- _Exercise goal_:
Only the lines from the one with "What's the underlying" to the end of the listing below should be set down, exactly as written and without any pictures.
***
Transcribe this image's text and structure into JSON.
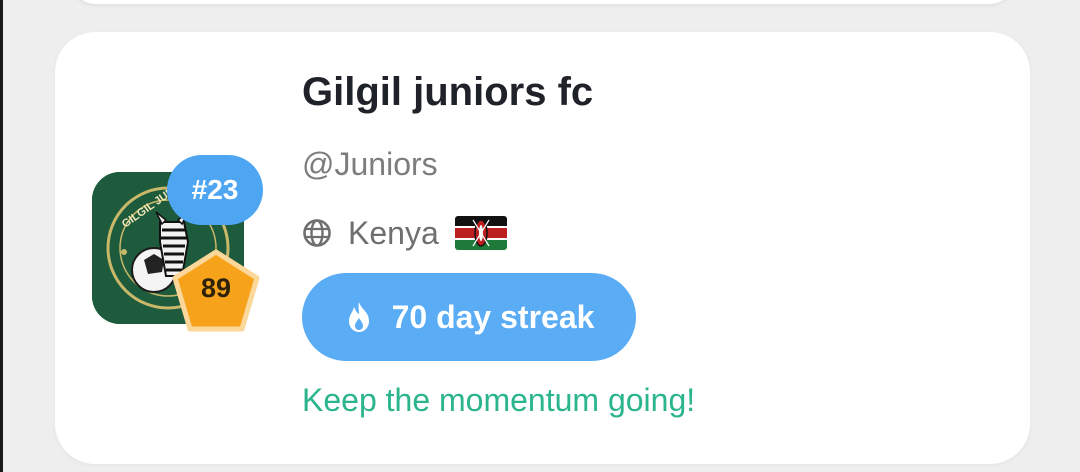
{
  "profile": {
    "name": "Gilgil juniors fc",
    "handle": "@Juniors",
    "country": "Kenya",
    "rank": "#23",
    "level": "89",
    "streak_label": "70 day streak",
    "encouragement": "Keep the momentum going!",
    "logo_text": "GILGIL JUNIORS"
  },
  "icons": {
    "location": "globe-icon",
    "flag": "kenya-flag-icon",
    "streak": "flame-icon",
    "level": "pentagon-badge-icon"
  },
  "colors": {
    "title": "#1f2229",
    "handle": "#7d7d7f",
    "rank_badge": "#4ea6f3",
    "level_badge": "#f7a21b",
    "streak_pill": "#5aadf5",
    "encouragement": "#2bb58c",
    "logo_background": "#1d5b3c"
  }
}
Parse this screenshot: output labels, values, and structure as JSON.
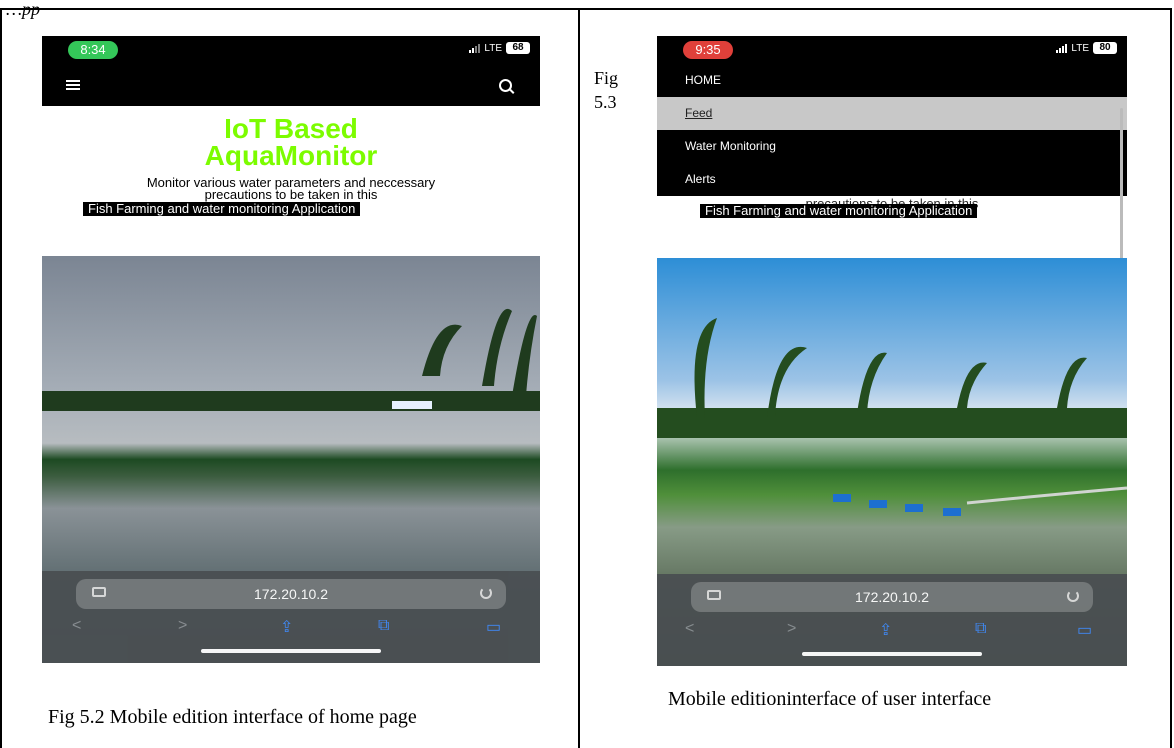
{
  "header_fragment": "…pp",
  "fig_side_label": [
    "Fig",
    "5.3"
  ],
  "left_phone": {
    "time": "8:34",
    "time_color": "#34c759",
    "network": "LTE",
    "battery": "68",
    "title_line1": "IoT Based",
    "title_line2": "AquaMonitor",
    "desc_line1": "Monitor various water parameters and neccessary",
    "desc_line2": "precautions to be taken in this",
    "banner": "Fish Farming and water monitoring Application",
    "url": "172.20.10.2",
    "icons": [
      "hamburger-icon",
      "search-icon",
      "tab-icon",
      "reload-icon",
      "back-icon",
      "forward-icon",
      "share-icon",
      "bookmarks-icon",
      "tabs-icon"
    ]
  },
  "right_phone": {
    "time": "9:35",
    "time_color": "#e0403a",
    "network": "LTE",
    "battery": "80",
    "menu": [
      "HOME",
      "Feed",
      "Water Monitoring",
      "Alerts"
    ],
    "active_menu": "Feed",
    "desc_partial": "precautions to be taken in this",
    "banner": "Fish Farming and water monitoring Application",
    "url": "172.20.10.2"
  },
  "captions": {
    "left": "Fig 5.2 Mobile edition interface of home page",
    "right": "Mobile editioninterface of user interface"
  }
}
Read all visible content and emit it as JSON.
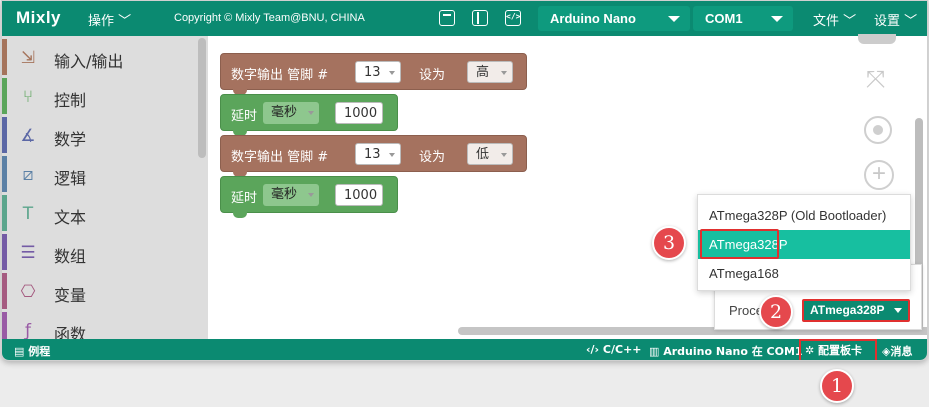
{
  "topbar": {
    "logo": "Mixly",
    "menu_operate": "操作",
    "copyright": "Copyright © Mixly Team@BNU, CHINA",
    "board_select": "Arduino Nano",
    "port_select": "COM1",
    "menu_file": "文件",
    "menu_settings": "设置"
  },
  "sidebar": {
    "items": [
      {
        "label": "输入/输出",
        "icon": "io-icon",
        "color": "#a5745c"
      },
      {
        "label": "控制",
        "icon": "control-icon",
        "color": "#5ba55b"
      },
      {
        "label": "数学",
        "icon": "math-icon",
        "color": "#5b67a5"
      },
      {
        "label": "逻辑",
        "icon": "logic-icon",
        "color": "#5b80a5"
      },
      {
        "label": "文本",
        "icon": "text-icon",
        "color": "#5ba58c"
      },
      {
        "label": "数组",
        "icon": "array-icon",
        "color": "#745ba5"
      },
      {
        "label": "变量",
        "icon": "variable-icon",
        "color": "#a55b80"
      },
      {
        "label": "函数",
        "icon": "function-icon",
        "color": "#995ba5"
      }
    ]
  },
  "blocks": [
    {
      "type": "digital_write",
      "label": "数字输出 管脚 #",
      "pin": "13",
      "set_label": "设为",
      "value": "高"
    },
    {
      "type": "delay",
      "label": "延时",
      "unit": "毫秒",
      "value": "1000"
    },
    {
      "type": "digital_write",
      "label": "数字输出 管脚 #",
      "pin": "13",
      "set_label": "设为",
      "value": "低"
    },
    {
      "type": "delay",
      "label": "延时",
      "unit": "毫秒",
      "value": "1000"
    }
  ],
  "config": {
    "processor_label": "Proce",
    "processor_value": "ATmega328P",
    "options": [
      "ATmega328P (Old Bootloader)",
      "ATmega328P",
      "ATmega168"
    ],
    "selected_index": 1
  },
  "statusbar": {
    "examples": "例程",
    "language": "C/C++",
    "board_port": "Arduino Nano 在 COM1",
    "config_board": "配置板卡",
    "messages": "消息"
  },
  "markers": [
    "1",
    "2",
    "3"
  ],
  "colors": {
    "accent": "#0b8a71",
    "highlight_red": "#e0302f",
    "selected_item": "#17bfa0"
  }
}
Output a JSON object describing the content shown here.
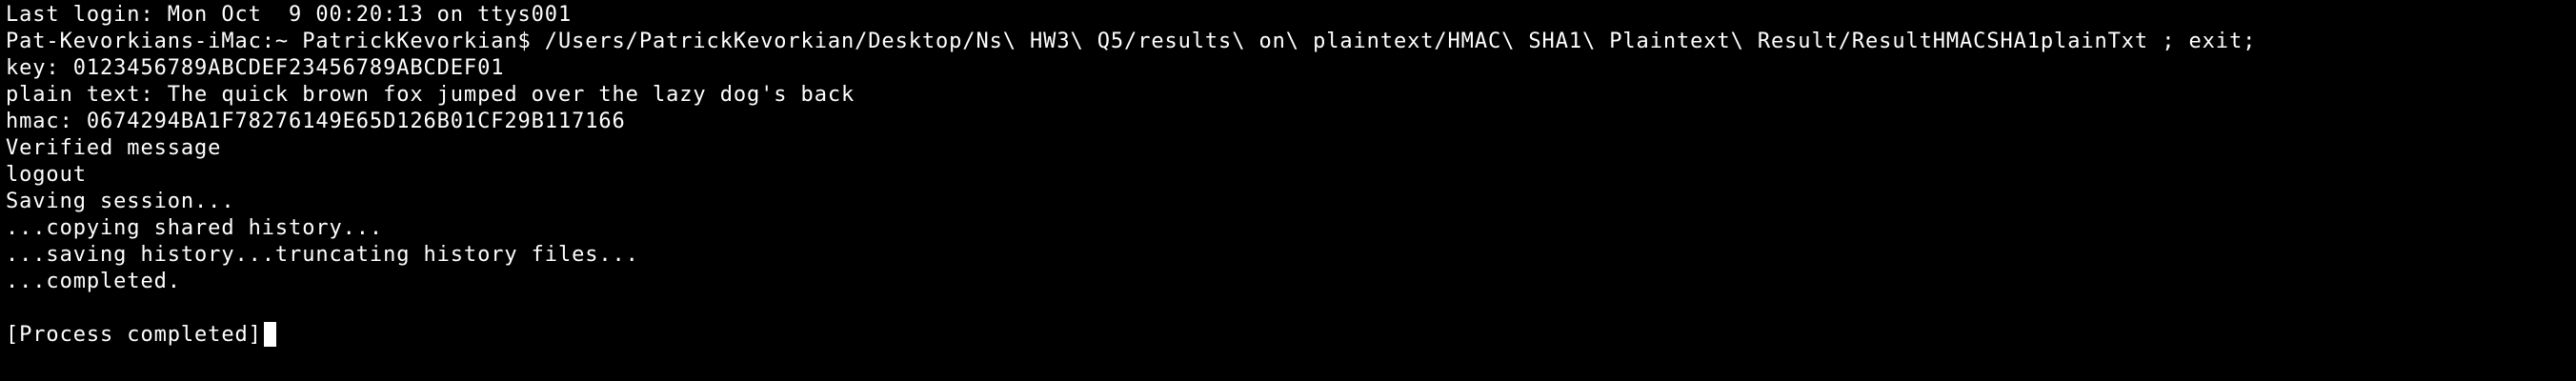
{
  "terminal": {
    "lines": [
      "Last login: Mon Oct  9 00:20:13 on ttys001",
      "Pat-Kevorkians-iMac:~ PatrickKevorkian$ /Users/PatrickKevorkian/Desktop/Ns\\ HW3\\ Q5/results\\ on\\ plaintext/HMAC\\ SHA1\\ Plaintext\\ Result/ResultHMACSHA1plainTxt ; exit;",
      "key: 0123456789ABCDEF23456789ABCDEF01",
      "plain text: The quick brown fox jumped over the lazy dog's back",
      "hmac: 0674294BA1F78276149E65D126B01CF29B117166",
      "Verified message",
      "logout",
      "Saving session...",
      "...copying shared history...",
      "...saving history...truncating history files...",
      "...completed.",
      "",
      "[Process completed]"
    ]
  },
  "colors": {
    "background": "#000000",
    "foreground": "#ffffff",
    "cursor": "#ffffff"
  }
}
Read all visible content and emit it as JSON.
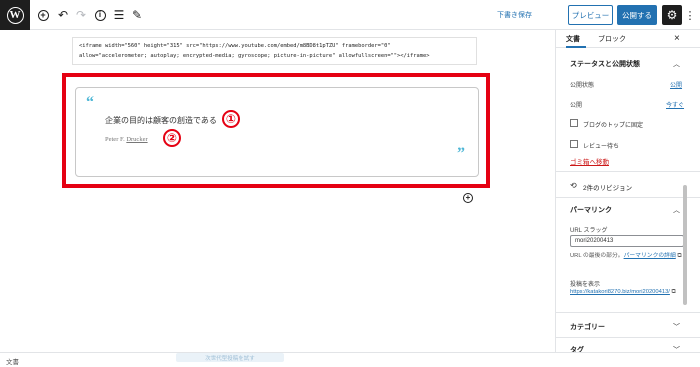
{
  "toolbar": {
    "draft_save": "下書き保存",
    "preview": "プレビュー",
    "publish": "公開する"
  },
  "editor": {
    "code": {
      "line1": "<iframe width=\"560\" height=\"315\" src=\"https://www.youtube.com/embed/m8BD8t1pTZU\" frameborder=\"0\"",
      "line2": "allow=\"accelerometer; autoplay; encrypted-media; gyroscope; picture-in-picture\" allowfullscreen=\"\"></iframe>"
    },
    "quote": {
      "open_mark": "“",
      "close_mark": "”",
      "text": "企業の目的は顧客の創造である",
      "cite_name": "Peter F. ",
      "cite_link": "Drucker"
    },
    "markers": [
      "①",
      "②"
    ]
  },
  "sidebar": {
    "tabs": [
      "文書",
      "ブロック"
    ],
    "status_panel": {
      "title": "ステータスと公開状態",
      "visibility_label": "公開状態",
      "visibility_value": "公開",
      "publish_label": "公開",
      "publish_value": "今すぐ",
      "stick_top": "ブログのトップに固定",
      "pending_review": "レビュー待ち",
      "trash": "ゴミ箱へ移動"
    },
    "revisions": "2件のリビジョン",
    "permalink_panel": {
      "title": "パーマリンク",
      "slug_label": "URL スラッグ",
      "slug_value": "mori20200413",
      "help_prefix": "URL の最後の部分。",
      "help_link": "パーマリンクの詳細",
      "view_label": "投稿を表示",
      "view_url": "https://katakori8270.biz/mori20200413/"
    },
    "category_title": "カテゴリー",
    "tag_title": "タグ"
  },
  "status": {
    "label": "文書",
    "faded": "次世代型投稿を試す"
  }
}
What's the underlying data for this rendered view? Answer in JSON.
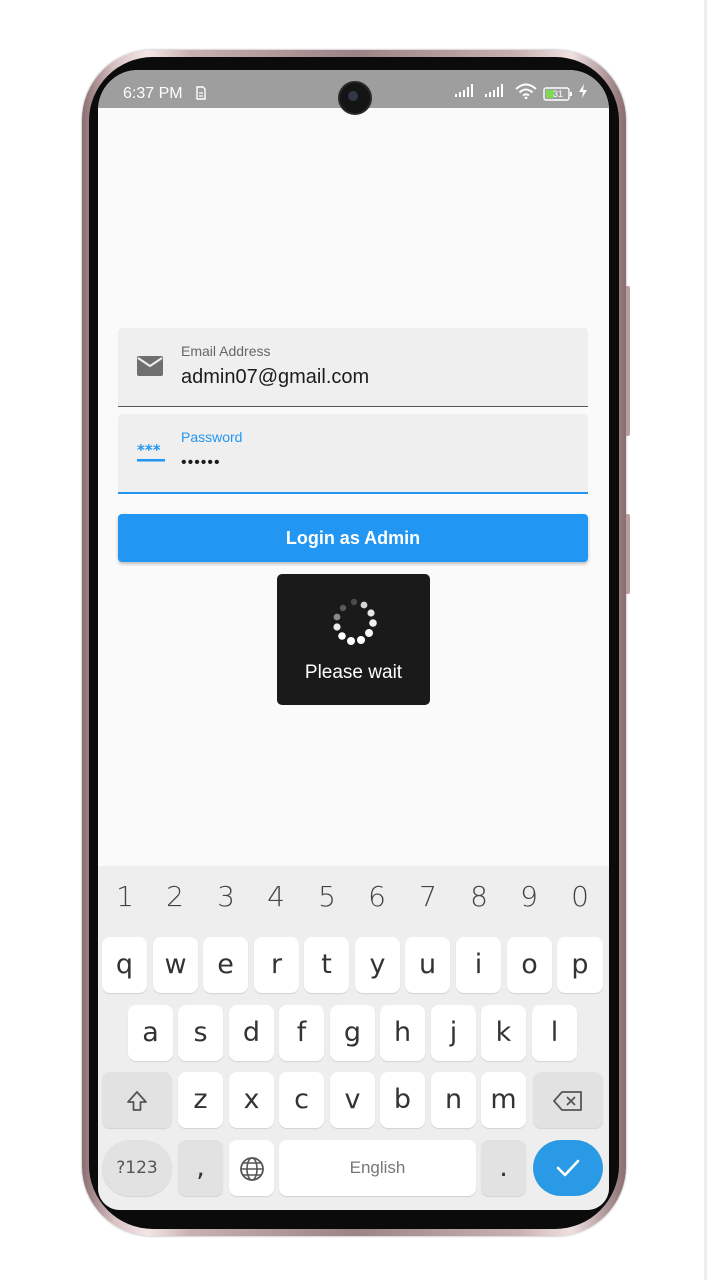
{
  "status_bar": {
    "time": "6:37 PM",
    "battery_level": "31",
    "icons": [
      "sim-icon",
      "signal-icon",
      "signal-icon",
      "wifi-icon",
      "battery-icon",
      "charging-icon"
    ]
  },
  "form": {
    "email": {
      "label": "Email Address",
      "value": "admin07@gmail.com",
      "icon": "mail-icon"
    },
    "password": {
      "label": "Password",
      "value": "••••••",
      "icon": "password-icon"
    },
    "login_button": "Login as Admin"
  },
  "dialog": {
    "text": "Please wait"
  },
  "keyboard": {
    "numbers": [
      "1",
      "2",
      "3",
      "4",
      "5",
      "6",
      "7",
      "8",
      "9",
      "0"
    ],
    "row1": [
      "q",
      "w",
      "e",
      "r",
      "t",
      "y",
      "u",
      "i",
      "o",
      "p"
    ],
    "row2": [
      "a",
      "s",
      "d",
      "f",
      "g",
      "h",
      "j",
      "k",
      "l"
    ],
    "row3": [
      "z",
      "x",
      "c",
      "v",
      "b",
      "n",
      "m"
    ],
    "symbols_label": "?123",
    "comma": ",",
    "space_label": "English",
    "period": "."
  },
  "colors": {
    "accent": "#2196f3",
    "status_bar": "#9e9e9e",
    "dialog": "#1a1a1a",
    "enter_key": "#2a9ae6"
  }
}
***
- _Task solution_:
What's the underlying data for this rendered view? Answer in JSON.
{
  "status_bar": {
    "time": "6:37 PM",
    "battery_level": "31",
    "icons": [
      "sim-icon",
      "signal-icon",
      "signal-icon",
      "wifi-icon",
      "battery-icon",
      "charging-icon"
    ]
  },
  "form": {
    "email": {
      "label": "Email Address",
      "value": "admin07@gmail.com",
      "icon": "mail-icon"
    },
    "password": {
      "label": "Password",
      "value": "••••••",
      "icon": "password-icon"
    },
    "login_button": "Login as Admin"
  },
  "dialog": {
    "text": "Please wait"
  },
  "keyboard": {
    "numbers": [
      "1",
      "2",
      "3",
      "4",
      "5",
      "6",
      "7",
      "8",
      "9",
      "0"
    ],
    "row1": [
      "q",
      "w",
      "e",
      "r",
      "t",
      "y",
      "u",
      "i",
      "o",
      "p"
    ],
    "row2": [
      "a",
      "s",
      "d",
      "f",
      "g",
      "h",
      "j",
      "k",
      "l"
    ],
    "row3": [
      "z",
      "x",
      "c",
      "v",
      "b",
      "n",
      "m"
    ],
    "symbols_label": "?123",
    "comma": ",",
    "space_label": "English",
    "period": "."
  },
  "colors": {
    "accent": "#2196f3",
    "status_bar": "#9e9e9e",
    "dialog": "#1a1a1a",
    "enter_key": "#2a9ae6"
  }
}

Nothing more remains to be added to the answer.